    9. Wakita, Shigeru, 1996. "Rational Expectations in the Rice Futures Market of Osaka, in the 18th Century," Economic Review, Hitotsubashi University, vol. 47(3), pages 238-247, July.
    Full references (including those not matched with items on IDEAS)

    Citations

    Citations are extracted by the CitEc Project, subscribe to its RSS feed for this item.
    as


    Cited by:

    1. Aidin Hajikhameneh & Jared Rubin, 2017. "Reputation and Multilateral Punishment under Uncertainty," Working Papers 17-14, Chapman University, Economic Science Institute.
    2. Sahle, Esther, 2014. "Quakers, coercion and pre-modern growth: why friends’ formal institutions for contract enforcement did not matter for early Atlantic trade expansion," Economic History Working Papers 60452, London School of Economics and Political Science, Department of Economic History.
    3. Yamamura, Eiji, 2008. "The role of social capital in homogeneous society: Review of recent researches in Japan," MPRA Paper 11385, University Library of Munich, Germany.
    4. Ferrali, Romain, 2012. "The Maghribi industrialists: contract enforcement in the Moroccan industry, 1956-82," Economic History Working Papers 45680, London School of Economics and Political Science, Department of Economic History.
    5. Yamamura Eiji, 2008. "The Market for Lawyers and Social Capital: Are Informal Rules a Substitute for Formal Ones?," Review of Law & Economics, De Gruyter, vol. 4(1), pages 499-517, December.
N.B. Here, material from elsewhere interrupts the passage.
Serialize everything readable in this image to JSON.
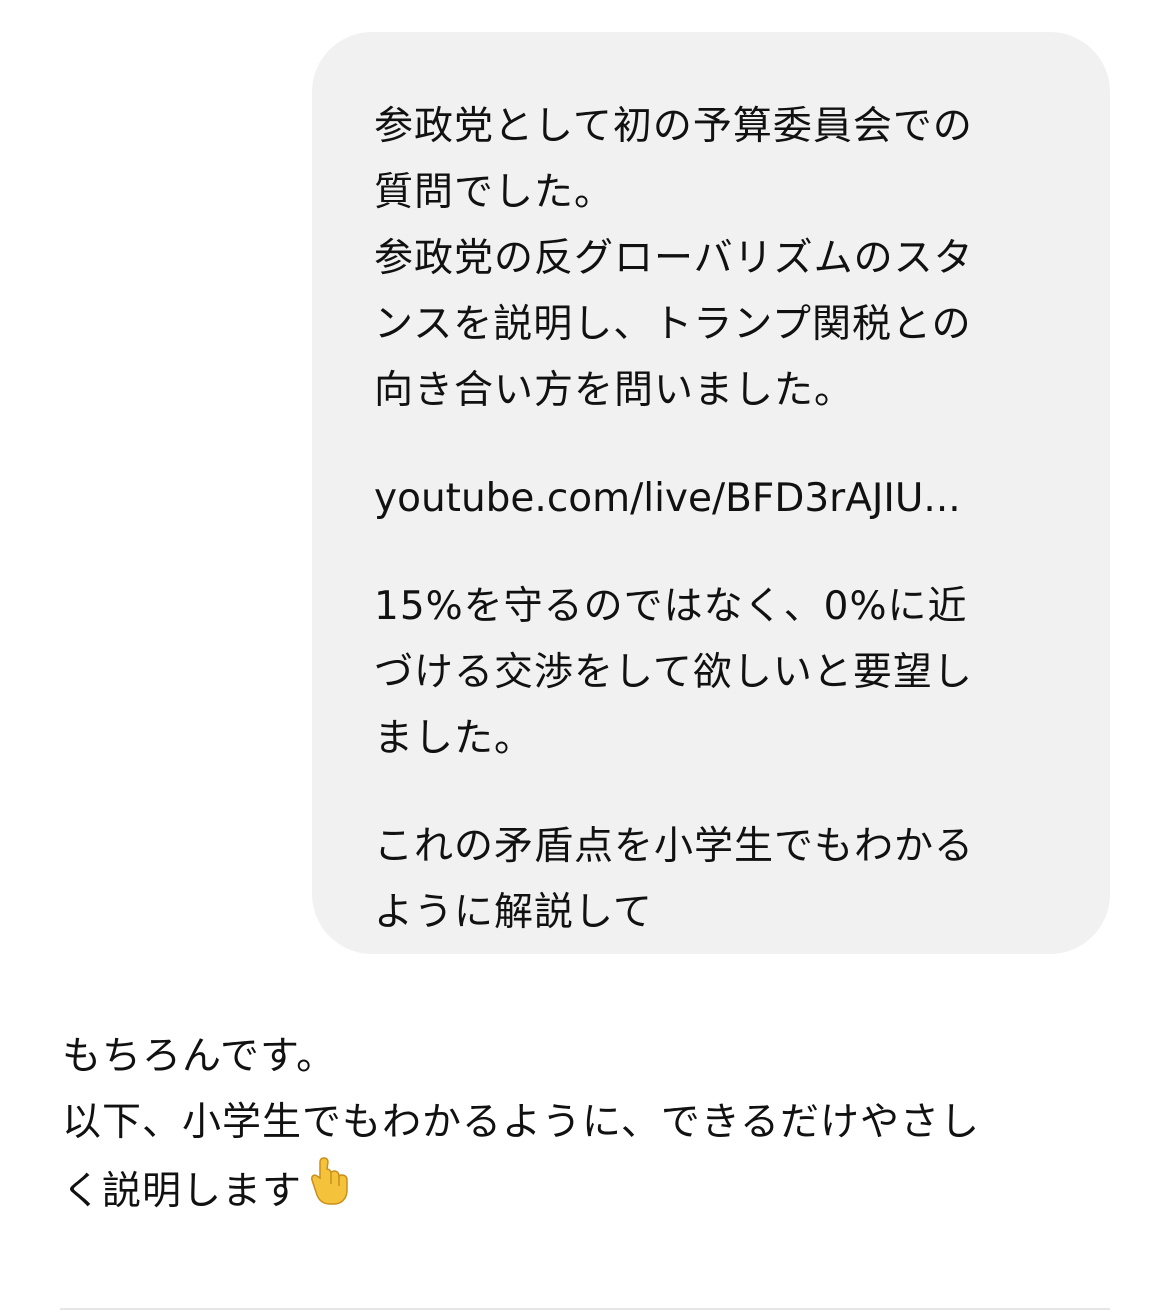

    More about this item

    NEP fields

    This paper has been announced in the following NEP Reports:

    Statistics

    Access and download statistics

    Corrections

    All material on this site has been provided by the respective publishers and authors. You can help correct errors and omissions. When requesting a correction, please mention this item's handle: RePEc:tky:fseres:2004cf284. See general information about how to correct material in RePEc.

    For technical questions regarding this item, or to correct its authors, title, abstract, bibliographic or download information, contact: (CIRJE administrative office). General contact details of provider: http://edirc.repec.org/data/ritokjp.html .

    If you have authored this item and are not yet registered with RePEc, we encourage you to do it here. This allows to link your profile to this item. It also allows you to accept potential citations to this item that we are uncertain about.

    If CitEc recognized a reference but did not link an item in RePEc to it, you can help with this form .

    If you know of missing items citing this one, you can help us creating those links by adding the relevant references in the same way as above, for each refering item. If you are a registered author of this item, you may also want to check the "citations" tab in your RePEc Author Service profile, as there may be some citations waiting for confirmation.

    Please note that corrections may take a couple of weeks to filter through the various RePEc services.

    IDEAS is a RePEc service hosted by the Research Division of the Federal Reserve Bank of St. Louis . RePEc uses bibliographic data supplied by the respective publishers.